"This ranking change should help users find legitimate, quality… (Karen Bleier / AFP/GettyImages…)
Hoping to mollify its entertainment industry critics,Google Inc.is tweaking its search engine to penalize websites suspected of hosting pirated music, videos, games and other copyrighted content.
The change was viewed as a concession to movie studios, music labels and television companies that have tried to lobby, cajole and, in some cases, sue Google into helping them shut down online piracy.
In most of these cases, Google has argued that its role is to help consumers find information they need on the Web, not to police Internet piracy.
"Google wants to do something to show Hollywood that it's not a big giant pirate monster," said Danny Sullivan, editor in chief of SearchEngineLand.com. "Much of that perception of Google is not deserved. On the other hand, it's embarrassingly easy for people to use Google to find pirated content online."
In a blog post on the company's website, Google explained the changes it plans to make to its search algorithm, which determines what results it provides to people using its popular search engine.
"Starting next week, we will begin taking into account a new signal in our rankings: the number of valid copyright removal notices we receive for any given site," wrote Amit Singhal, Google's senior vice president of engineering.
"Sites with high numbers of removal notices may appear lower in our results. This ranking change should help users find legitimate, quality sources of content more easily — whether it's a song previewed on NPR's music website, a TV show on Hulu or new music streamed from Spotify," he wrote.
Singhal said that Google is deluged with notices from copyright holders such as music labels and movie studios alerting it to sites they believe contain pirated content. In the last 30 days, it processed requests to flag 4.3 million links to such websites, he said, more than the company received in all of 2009.
Groups representing the movie and music companies were quick to laud Google. Said the Recording Industry Assn. of America: "This change is an important step in the right direction — a step we've been urging Google to take for a long time — and we commend the company for its action."
The Motion Picture Assn. of America, which had been sharply at odds with Google over its efforts to block controversial anti-piracy legislation, was also complimentary, though far more guarded.
"We are optimistic that Google's actions will help steer consumers to the myriad legitimate ways for them to access movies and TV shows online, and away from the rogue cyberlockers, peer-to-peer sites and other outlaw enterprises," said Michael O'Leary, MPAA's senior executive vice president for global policy.
"We will be watching this development closely — the devil is always in the details — and look forward to Google taking further steps to ensure that its services favor legitimate businesses and creators, not thieves."
Google over the years has struggled to balance what it regards as a need for an open and unrestricted Internet with pressure from content holders to censure sites that promote piracy. Friday's move, though welcomed by movie studios and music labels, displeased advocates who favor fewer restrictions.

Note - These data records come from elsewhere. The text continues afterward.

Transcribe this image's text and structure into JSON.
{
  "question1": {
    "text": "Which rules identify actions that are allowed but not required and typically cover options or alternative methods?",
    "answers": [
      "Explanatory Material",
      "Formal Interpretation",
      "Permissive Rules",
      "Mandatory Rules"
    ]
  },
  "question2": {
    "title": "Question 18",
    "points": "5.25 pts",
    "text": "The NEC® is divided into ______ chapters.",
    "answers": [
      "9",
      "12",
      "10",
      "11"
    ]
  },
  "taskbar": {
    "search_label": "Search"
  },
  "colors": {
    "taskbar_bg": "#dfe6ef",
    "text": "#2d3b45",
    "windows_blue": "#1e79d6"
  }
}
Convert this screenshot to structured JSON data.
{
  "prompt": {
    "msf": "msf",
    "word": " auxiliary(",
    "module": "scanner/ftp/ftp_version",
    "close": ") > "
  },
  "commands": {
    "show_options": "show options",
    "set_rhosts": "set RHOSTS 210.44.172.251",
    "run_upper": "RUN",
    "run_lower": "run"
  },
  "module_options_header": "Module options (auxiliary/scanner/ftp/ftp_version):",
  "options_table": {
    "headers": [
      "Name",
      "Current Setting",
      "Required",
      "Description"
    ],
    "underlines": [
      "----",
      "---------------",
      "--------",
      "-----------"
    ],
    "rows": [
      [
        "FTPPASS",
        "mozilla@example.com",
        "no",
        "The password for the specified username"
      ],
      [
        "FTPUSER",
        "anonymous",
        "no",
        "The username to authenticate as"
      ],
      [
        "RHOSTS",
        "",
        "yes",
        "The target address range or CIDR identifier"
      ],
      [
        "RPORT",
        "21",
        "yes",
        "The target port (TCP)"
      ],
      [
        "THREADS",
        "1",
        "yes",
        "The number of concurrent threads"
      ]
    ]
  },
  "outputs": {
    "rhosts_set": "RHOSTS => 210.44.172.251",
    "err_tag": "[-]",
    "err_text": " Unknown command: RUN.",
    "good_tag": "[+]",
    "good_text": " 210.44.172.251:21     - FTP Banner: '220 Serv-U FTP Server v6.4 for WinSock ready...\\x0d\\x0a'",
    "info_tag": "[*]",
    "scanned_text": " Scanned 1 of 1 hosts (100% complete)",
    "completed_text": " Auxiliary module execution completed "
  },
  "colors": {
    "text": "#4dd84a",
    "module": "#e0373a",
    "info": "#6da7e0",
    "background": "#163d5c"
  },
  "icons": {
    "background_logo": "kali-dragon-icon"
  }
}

"What's troubling about this is the process is completely opaque," said Julie Samuels, an attorney for the Electronic Frontier Foundation. "We don't know how Google is doing this, which makes it very difficult to monitor."
John Bergmeyer, an attorney for Public Knowledge, expressed concern that Google's changes could unintentionally penalize sites that are innocent of copyright violations. Such sites could include services that let users upload and share content, such as Google's own YouTube or Yahoo's Flickr. Though users may violate copyrights by uploading, say, a Lady Gaga album, the sites themselves may be perfectly within the law if they have certain measures in place to flag and remove the album.
"If Google's new policy helps users find legitimate sources of content, protects the valid interests of copyright holders and doesn't penalize lawful sites, then it's a win all around," he said. "But any new system such as this has potential dangers and unintended consequences, and can be abused."
Times staff writer Richard Verrier contributed to this report.